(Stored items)
━━━
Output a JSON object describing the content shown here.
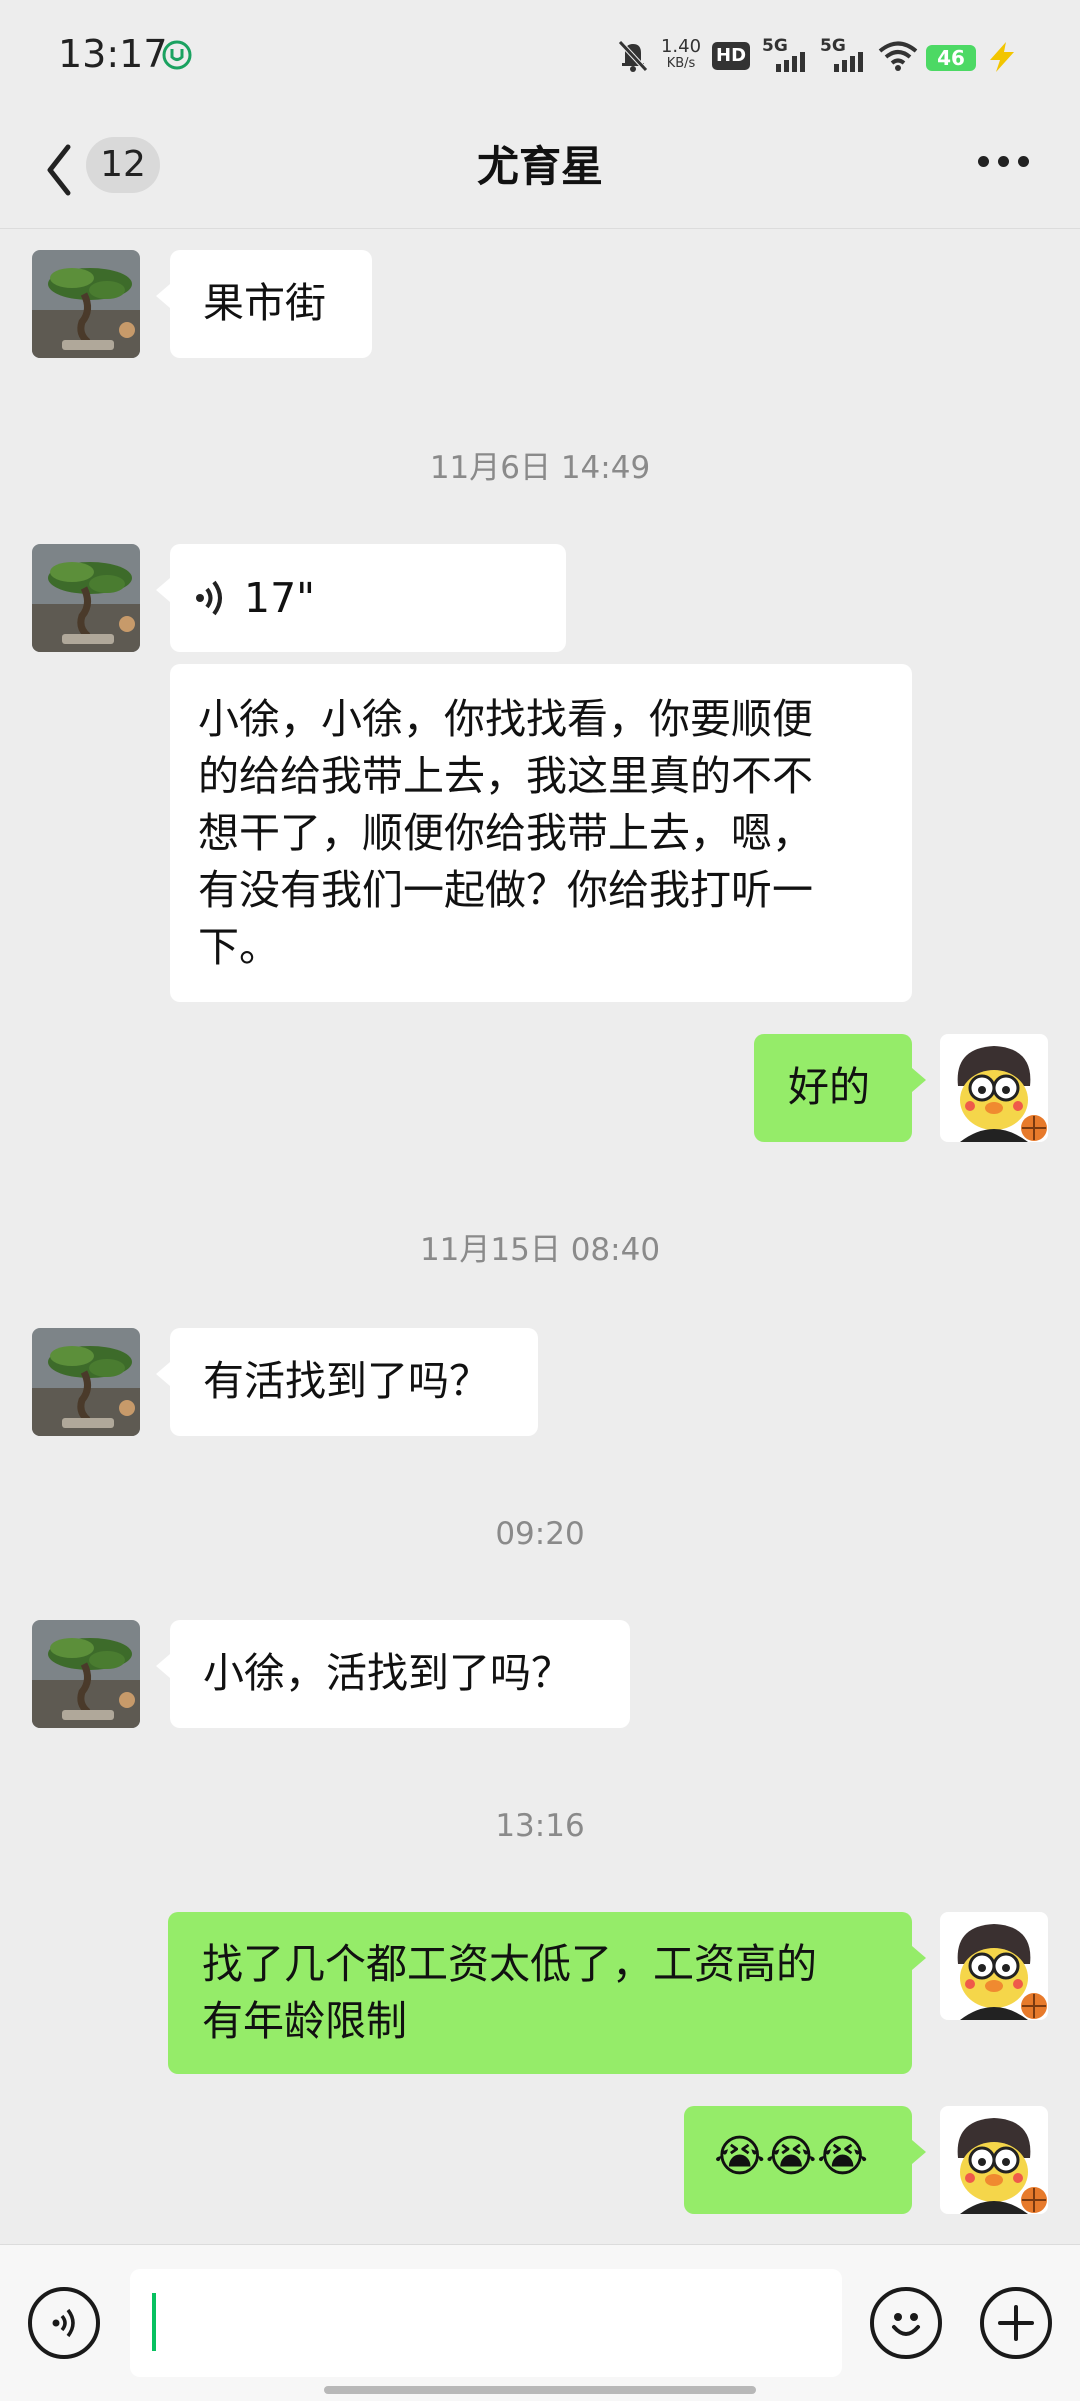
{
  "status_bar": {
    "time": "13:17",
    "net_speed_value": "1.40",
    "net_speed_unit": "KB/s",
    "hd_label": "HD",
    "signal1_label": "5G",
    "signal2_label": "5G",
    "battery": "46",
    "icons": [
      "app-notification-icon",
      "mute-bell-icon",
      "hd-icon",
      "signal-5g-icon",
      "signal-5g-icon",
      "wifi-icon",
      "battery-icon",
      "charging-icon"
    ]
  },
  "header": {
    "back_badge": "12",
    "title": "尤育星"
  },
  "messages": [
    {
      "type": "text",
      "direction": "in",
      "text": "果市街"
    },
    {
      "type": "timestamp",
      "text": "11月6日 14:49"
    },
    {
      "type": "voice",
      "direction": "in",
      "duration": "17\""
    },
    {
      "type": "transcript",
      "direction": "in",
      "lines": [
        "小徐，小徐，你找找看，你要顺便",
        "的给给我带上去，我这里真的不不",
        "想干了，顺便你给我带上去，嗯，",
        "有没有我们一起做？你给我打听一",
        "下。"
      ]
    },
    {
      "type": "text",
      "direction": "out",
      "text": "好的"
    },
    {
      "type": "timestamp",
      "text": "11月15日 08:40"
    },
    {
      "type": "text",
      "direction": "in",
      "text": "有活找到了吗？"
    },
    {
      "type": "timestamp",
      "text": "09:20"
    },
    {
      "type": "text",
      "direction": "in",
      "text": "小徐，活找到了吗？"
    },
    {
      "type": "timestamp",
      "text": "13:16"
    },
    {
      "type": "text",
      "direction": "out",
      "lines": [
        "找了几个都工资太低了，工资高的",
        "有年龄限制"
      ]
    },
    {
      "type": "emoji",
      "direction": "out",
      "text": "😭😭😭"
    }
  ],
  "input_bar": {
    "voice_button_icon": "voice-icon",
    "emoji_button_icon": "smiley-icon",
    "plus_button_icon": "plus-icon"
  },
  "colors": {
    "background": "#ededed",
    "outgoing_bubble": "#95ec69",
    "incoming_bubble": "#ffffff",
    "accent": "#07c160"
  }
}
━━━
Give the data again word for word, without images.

Output a JSON object describing the content shown here.
{
  "status_bar": {
    "time": "13:17",
    "net_speed_value": "1.40",
    "net_speed_unit": "KB/s",
    "hd_label": "HD",
    "signal1_label": "5G",
    "signal2_label": "5G",
    "battery": "46",
    "icons": [
      "app-notification-icon",
      "mute-bell-icon",
      "hd-icon",
      "signal-5g-icon",
      "signal-5g-icon",
      "wifi-icon",
      "battery-icon",
      "charging-icon"
    ]
  },
  "header": {
    "back_badge": "12",
    "title": "尤育星"
  },
  "messages": [
    {
      "type": "text",
      "direction": "in",
      "text": "果市街"
    },
    {
      "type": "timestamp",
      "text": "11月6日 14:49"
    },
    {
      "type": "voice",
      "direction": "in",
      "duration": "17\""
    },
    {
      "type": "transcript",
      "direction": "in",
      "lines": [
        "小徐，小徐，你找找看，你要顺便",
        "的给给我带上去，我这里真的不不",
        "想干了，顺便你给我带上去，嗯，",
        "有没有我们一起做？你给我打听一",
        "下。"
      ]
    },
    {
      "type": "text",
      "direction": "out",
      "text": "好的"
    },
    {
      "type": "timestamp",
      "text": "11月15日 08:40"
    },
    {
      "type": "text",
      "direction": "in",
      "text": "有活找到了吗？"
    },
    {
      "type": "timestamp",
      "text": "09:20"
    },
    {
      "type": "text",
      "direction": "in",
      "text": "小徐，活找到了吗？"
    },
    {
      "type": "timestamp",
      "text": "13:16"
    },
    {
      "type": "text",
      "direction": "out",
      "lines": [
        "找了几个都工资太低了，工资高的",
        "有年龄限制"
      ]
    },
    {
      "type": "emoji",
      "direction": "out",
      "text": "😭😭😭"
    }
  ],
  "input_bar": {
    "voice_button_icon": "voice-icon",
    "emoji_button_icon": "smiley-icon",
    "plus_button_icon": "plus-icon"
  },
  "colors": {
    "background": "#ededed",
    "outgoing_bubble": "#95ec69",
    "incoming_bubble": "#ffffff",
    "accent": "#07c160"
  }
}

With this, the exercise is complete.